If the opposite of humility is pride, then we have to learn to recognize pride in our lives. Some suggestions from the group as to how we might discover our pridefulness, might to ask ourselves a simple question or two: What is really going on here? Why are things going the way they are? As we ask God these questions, we allow Him (give him permission) to answer and as a result we will begin to see ourselves and our situations more clearly. In that clarity, we are humbled before God.

Don’t confuse humility with humiliating… they are two separate ideas. Although it is true that a humiliating experience (usually painful in some way) will humble a person, that is not the only way or God’s normal way of bringing us to humility. Try looking up humiliating in a thesaurus. Does that sound like the way God works? I don’t believe you can clothe yourself in a “humiliating way” … humiliating is something that is done to you… while humility is something you can choose to do and practice.
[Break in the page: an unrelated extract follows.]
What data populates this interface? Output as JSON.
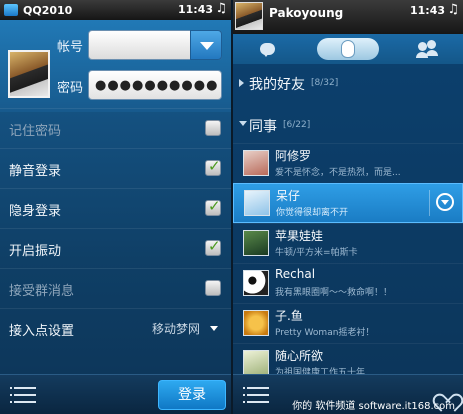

Before we leave this topic, we should also speak a bit about pride, the converse of humility. It is often pride that hinders our growth. And unfortunately, it is pride that can lead us into that humiliating situation…. that is ultimately humbling. As Proverbs 11:2 says, “When pride comes, then comes disgrace.” God basically hates pride (I sometimes think He finds it ludicrous, actually). [Proverbs 8:13] It is often pride that keeps us unteachable and unwilling to change. Pride can creep into our lives … and can start in the smallest of ways… “We’ve always done it this way!” “I’m not going to …. ” “Don’t tell me how to … ” “I’ve been a Christian twenty years, I know…” “These young people are so …” It becomes all about “me.” Listen to yourself … are you becoming the frog in the pot? Frog in the pot

We also discussed the idea of worry and anxiety being an expression of pride. This was new to some of us and quite revealing because the essence of these expressions are a manifestation of our lack of trust in God. We literally create a vivid negative image of what could/might happen and dwell on it. This is such an unproductive and numbing way to use our emotional energy.
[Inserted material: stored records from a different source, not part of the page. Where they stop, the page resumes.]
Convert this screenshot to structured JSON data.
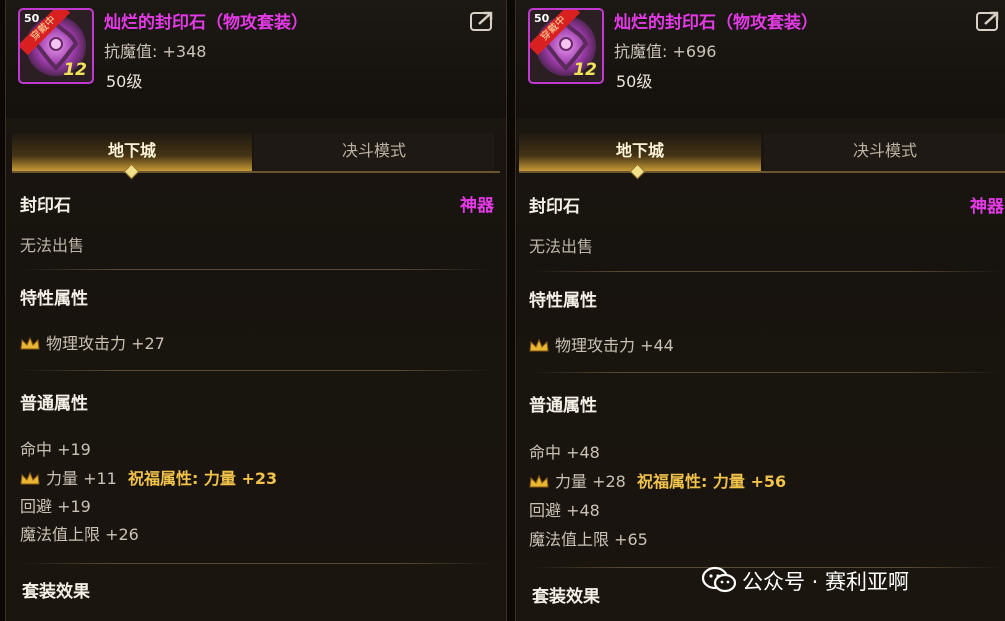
{
  "panels": [
    {
      "item": {
        "corner_num": "50",
        "equipped_tag": "穿戴中",
        "level_badge": "12",
        "name": "灿烂的封印石（物攻套装）",
        "resist": "抗魔值: +348",
        "level": "50级"
      },
      "tabs": [
        "地下城",
        "决斗模式"
      ],
      "category": "封印石",
      "rarity": "神器",
      "sell": "无法出售",
      "special_title": "特性属性",
      "special_stat": "物理攻击力 +27",
      "common_title": "普通属性",
      "common": {
        "hit": "命中 +19",
        "str": "力量 +11",
        "bless": "祝福属性: 力量 +23",
        "evade": "回避 +19",
        "mp": "魔法值上限 +26"
      },
      "set_title": "套装效果"
    },
    {
      "item": {
        "corner_num": "50",
        "equipped_tag": "穿戴中",
        "level_badge": "12",
        "name": "灿烂的封印石（物攻套装）",
        "resist": "抗魔值: +696",
        "level": "50级"
      },
      "tabs": [
        "地下城",
        "决斗模式"
      ],
      "category": "封印石",
      "rarity": "神器",
      "sell": "无法出售",
      "special_title": "特性属性",
      "special_stat": "物理攻击力 +44",
      "common_title": "普通属性",
      "common": {
        "hit": "命中 +48",
        "str": "力量 +28",
        "bless": "祝福属性: 力量 +56",
        "evade": "回避 +48",
        "mp": "魔法值上限 +65"
      },
      "set_title": "套装效果"
    }
  ],
  "watermark": "公众号 · 赛利亚啊",
  "colors": {
    "rarity": "#e33ae6",
    "gold": "#f0c24a",
    "tab_active": "#c69a34"
  }
}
God in all his glory… high and lifted upAnd lastly, another thing that makes the whole humility piece more difficult for folks in western cultures like the U.S. is that we have never had a “king” in our recent history. There is no “cultural resonance” of relationship to a King. There is some awe and wonder toward some politicians and celebrities, but it still doesn’t come close to a true King. It may be one of the reasons the Catholics and other Orthodox faiths embraced the grandiosity and splendour, as a way of demonstrating the magnificence of a holy God, but along the way, they lost some of the intimacy and relationship with Him. On the other hand, the Protestants and more recent contemporary expressions of God have put such focus on relationship and intimacy, that they have lost the grandeur.

“Oh Lord, our Lord, how majestic is your name in all the earth…” Psalm 8:1 (NASB)
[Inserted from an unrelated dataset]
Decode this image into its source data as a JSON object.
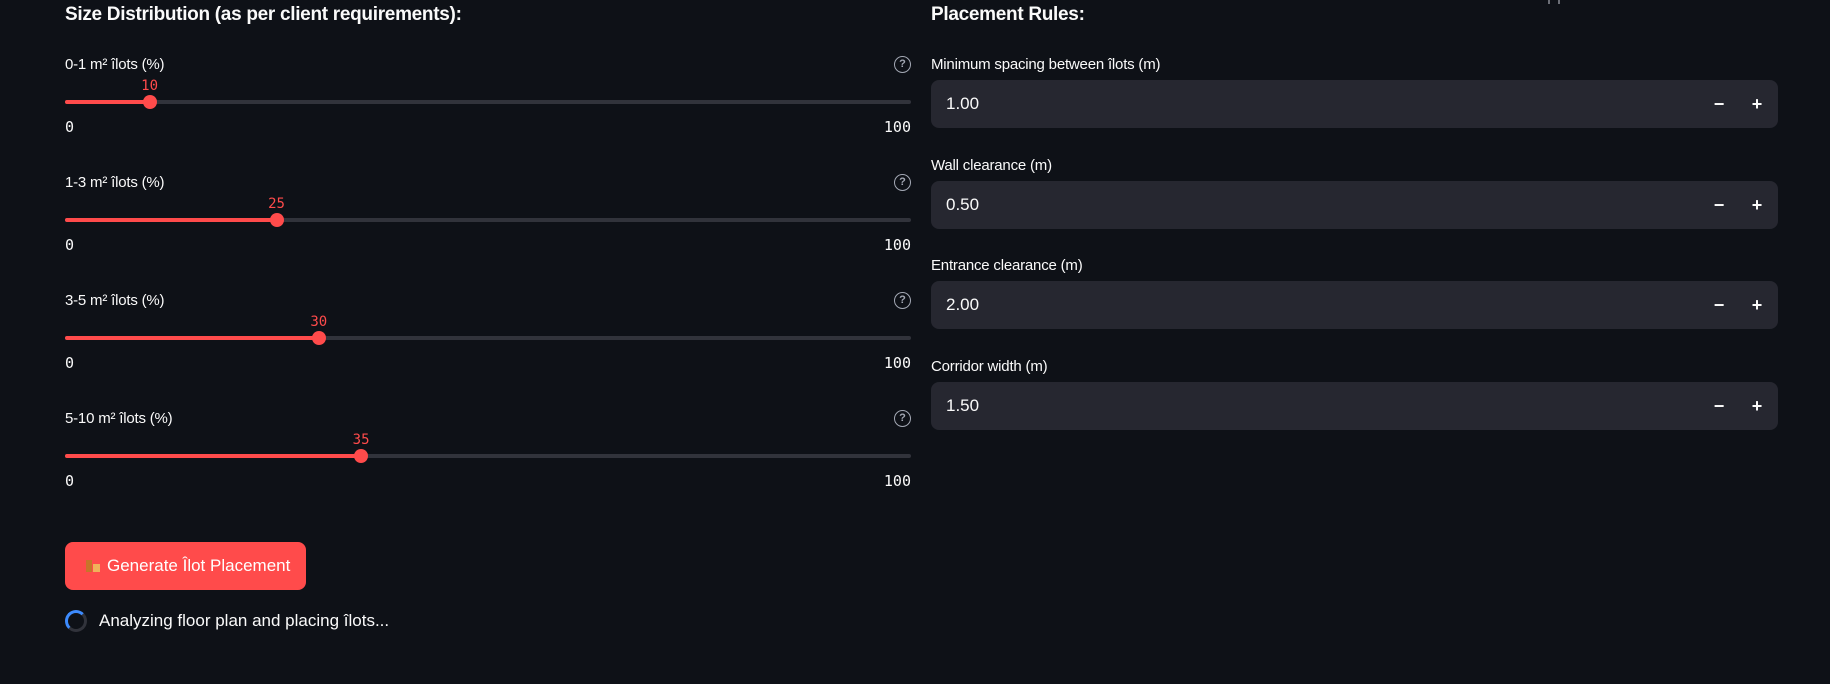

In the end, the word picture that came to mind was “washing” or “pouring water over ourselves” – you see, putting on humility is


like a clothes image of adding jackets or coats or anything else on top … no, we must be “naked” before the Lord and allow Him to pour the water over us … Baptism of Humilitywater of the word… living water. Experiencing humility in this way is cleansing. As the final prayer in this lesson says, pray for a “baptism of humility.” Give our Lord permission to dunk you completely into the waters of life. In this case… sprinkling will not do. 🙂